autosomes

Chromosomes that are not directly involved in determining the sex of an individual.

sex chromosome

One of the 23 pairs of chromosomes in humans containing genes that will determine the sex of the individual.

karyotype

A photo of the chromosomes in a dividing cell that shows the chromosomes arranged by size.

cell cycle

A repeating sequence of cellular growth and division during the life of an organism.

interphase

The first three phases of the cell cycle occurring before mitosis and cytokinesis.

mitosis

The process during cell division in which the nucleus of a cell is divided into two nuclei.

cytokinesis

The process during cell division in which the cytoplasm divides.

spindles

Cell structures made up of both centrioles and individual microtubule fibers that are involved in moving chromosomes during cell division.

meiosis

A form of cell division that halves the number of chromosomes when forming specialized reproductive cells, such as gametes or spores.

crossing-over

Occurs when portions of a chromatid on one homologous chromosome broken and exchanged with the corresponding portions on one of the chromotids of the other homologous chromosome.

independent assortment

The random distribution of homologous chromosomes during meiosis.

spermatogenesis

The process by which sperm are produced in male animals.

sperm

Male gametes.

oogenesis

The process by which gametes are produced in female animals.

ovum

The female gamete, more commonly known as an egg.

asexual reproduction

Reproduction in which a single parent passes copies of all of its genes to each of its offspring.

clone

An individual produced by asexual reproduction.

sexual reproduction

Reproduction in which two parents each form haploid reproductive cells.

life cycle

The entire span in the life of an organism from one generation to the next.

fertilization

A process in which the gametes (sperm and egg cells) join during the diploid life cycle.

sporophyte

In plants, the diploid phase in the life cycle that produces spores.

spore

A haploid reproductive cell produced by meiosis that is capable of developing into an adult without fusing with another cell.

gametophyte

The haploid phase that produces gametes by mitosis.

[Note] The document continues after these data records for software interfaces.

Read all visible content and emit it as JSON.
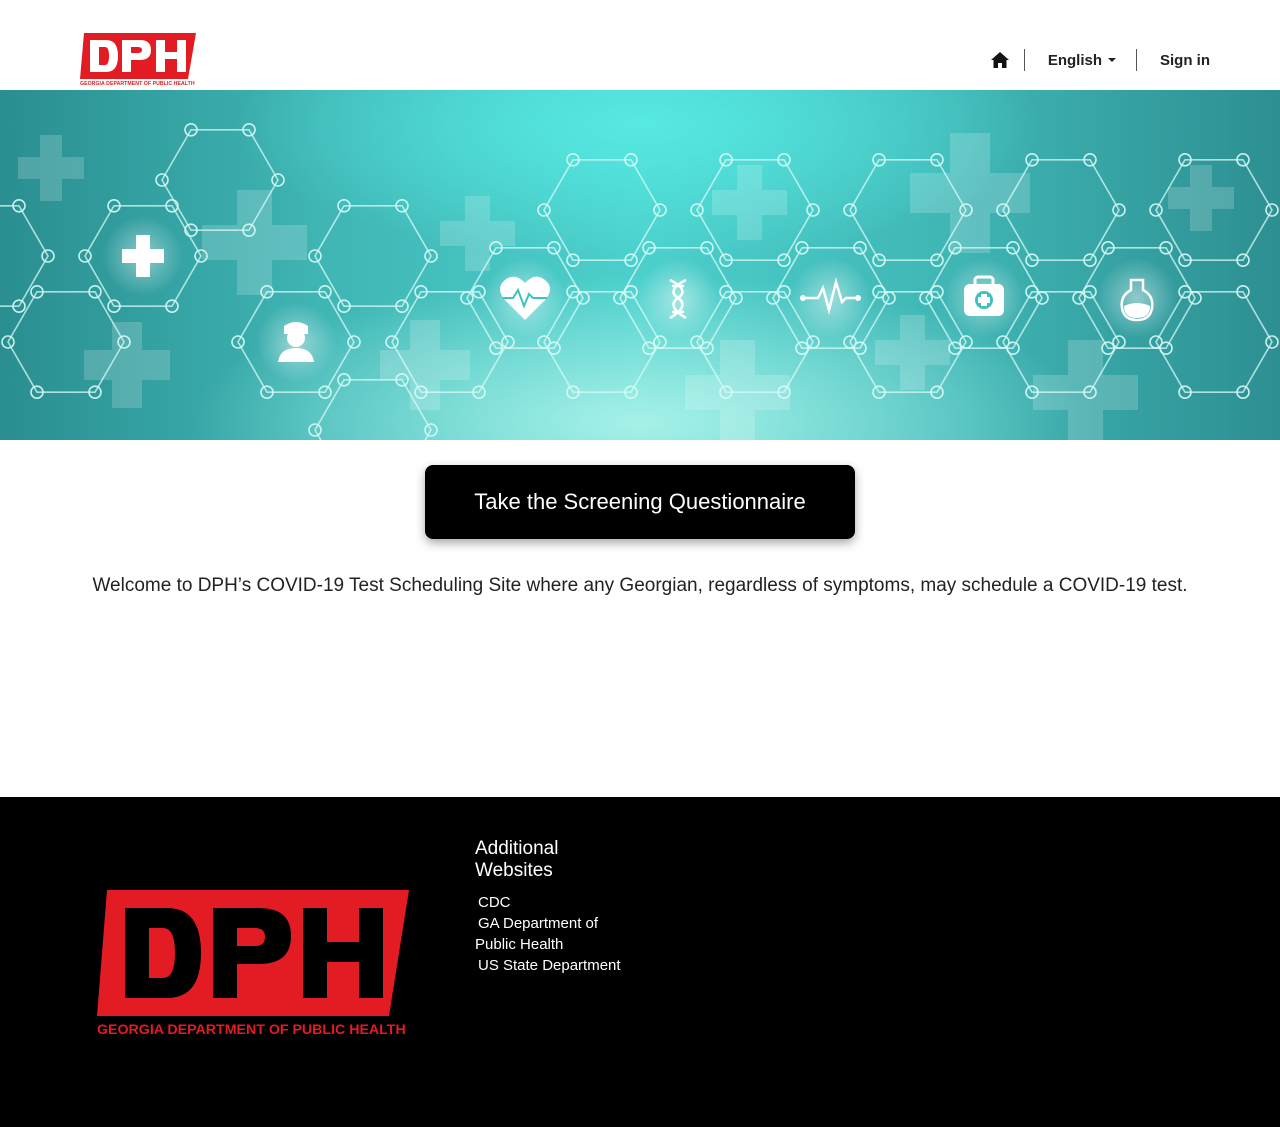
{
  "header": {
    "logo_text": "DPH",
    "logo_tagline": "GEORGIA DEPARTMENT OF PUBLIC HEALTH",
    "home_icon": "home-icon",
    "language_label": "English",
    "signin_label": "Sign in"
  },
  "hero": {
    "icons": [
      "plus-cross-icon",
      "nurse-icon",
      "heart-pulse-icon",
      "dna-icon",
      "heartbeat-line-icon",
      "medical-bag-icon",
      "flask-icon"
    ]
  },
  "cta": {
    "label": "Take the Screening Questionnaire"
  },
  "welcome_text": "Welcome to DPH’s COVID-19 Test Scheduling Site where any Georgian, regardless of symptoms, may schedule a COVID-19 test.",
  "footer": {
    "logo_text": "DPH",
    "logo_tagline": "GEORGIA DEPARTMENT OF PUBLIC HEALTH",
    "links_heading": "Additional Websites",
    "links": [
      "CDC",
      "GA Department of Public Health",
      "US State Department"
    ]
  },
  "colors": {
    "brand_red": "#e31b23",
    "cta_bg": "#000000",
    "footer_bg": "#000000",
    "hero_teal": "#4cd0cc"
  }
}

heredity

The passing of traits from parents to offspring.

genetics

The branch of biology that focuses on heredity.

monohybrid cross

A cross that involves one pair of contrasting traits.

true-breeding

Breeding in which all of the offspring display only one form of a particular trait.

P generation

the first of two individuals that are crossed in a breeding experiment.

F1 generation

The first offspring of the P generation.

See More

Please allow access to your computer’s microphone to use Voice Recording.

Having trouble? Click here for help.

We can’t access your microphone!

Click the icon above to update your browser permissions above and try again

Example:

Reload the page to try again!

Reload

Press Cmd-0 to reset your zoom

Press Ctrl-0 to reset your zoom

It looks like your browser might be zoomed in or out. Your browser needs to be zoomed to a normal size to record audio.

Please upgrade Flash or install Chrome
to use Voice Recording.

For more help, see our troubleshooting page.

Your microphone is muted

For help fixing this issue, see this FAQ.

Star this term

You can study starred terms together

NEW! Voice Recording

Create Set